This resonates with both Kim Jacobs, a former inmate now living in St. Albans, and her Milton-based mentor Maureen Cooney-Moore. Jacobs has been in and out of jail since she was a teen, for shoplifting. "It started as a means to support myself," she says. "I was let out of SRS custody when I was 17, and I stole to live. Then it turned into an addiction." Eventually, so did heroin and cocaine.
Jacobs' older daughter lives with her grandmother. Now 14, the girl "had to clean up messes I left out, take care of her sister, and clean me up when I couldn't move," Jacobs says. "She's been through a lot for her age."
Jacobs, 35, now shares a small apartment with her 10-year-old. Though she carries the stain of "habitual offender" on her record, she's been drug-free for a while, and has had steady, if unsatisfying, employment for 10 months. Last week Jacobs "made parole," which means she can leave Franklin County to look for a better job.
Along with a buprenorphine program in Swanton, Jacobs' anchor has been her mentor. Though she has family nearby, "They don't understand the whole addiction thing," she says. Cooney-Moore does: Back in the '80s, the "nice, middle-class girl" became addicted to cocaine herself and spent two months in prison.
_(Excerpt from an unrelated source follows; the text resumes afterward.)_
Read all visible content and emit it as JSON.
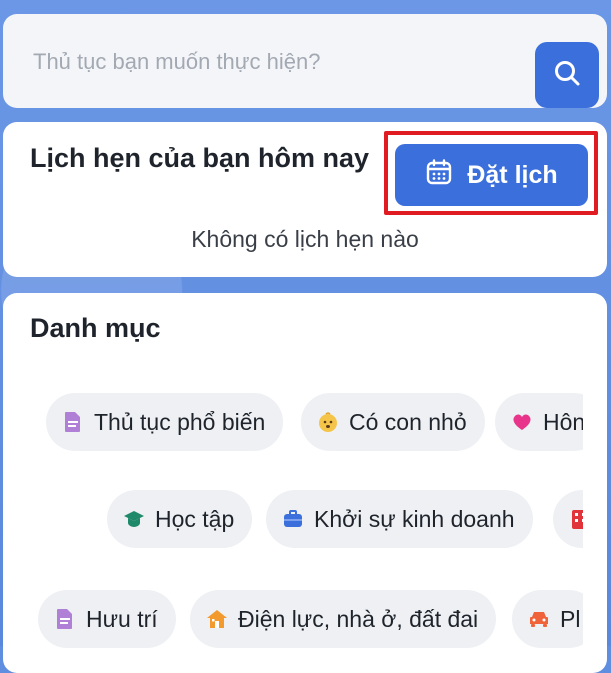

The two women clicked immediately, she says. "I was amazed by Kim's honesty about getting high; she was really wrestling with her demons. Her daughter was the same age as mine when I was addicted." Cooney-Moore would like to see the mentoring program extended to kids -- "They need to deal with what they saw mommy go through."
LeeAnn Woodhull spared her son the sight of his mother's downward spiral; she left the 3-year-old with her parents in New Jersey when she came to Vermont 18 years ago, seeking "a break." What she found instead was a ruinous alcohol addiction and domestic violence. But the Burlington resident, now 43, says she was "a functional alcoholic" and didn't get in trouble with the law until she was 40. Her boyfriend claimed that she chased him with a knife during a fight; Woodhull denies there was a weapon, but in retrospect she's grateful that her arrest at least got her away from that relationship.
Being placed in 24-hour lockdown for 16 days was "the worst experience of my life -- I felt like a bad animal," Woodhull says. She found some salvation last year when "two ladies from Mercy" selected her for the mentoring program. "Maybe some girls coming out don't want that close relationship, but I really needed it at this point in my life -- somebody to hang with, talk with, be friends with. I didn't have any close friends when I was drinking," Woodhull adds. "We trust one another. It's a good feeling. I like it."
On parole until early next year, she's now taking classes and making new friends at Joseph's House, and looking for a new job. "Someday I might become a mentor, after I get my life together," Woodhull says. "More people need to know about this. They've taught me it's a good thing to reach out."
Testimonials like this are encouraging to the mentors, and to the DOC. And along with building networks of female friends and role models, Pam Greene anticipates an eventual side benefit to the mentoring program: "an advocacy community that's getting educated about incarceration in Vermont, and over time that may lead to public policy programs or legislation." She's particularly excited by the idea of alternatives to prison. "It's ridiculous to lock people up," Greene says. "It's a waste of human capital."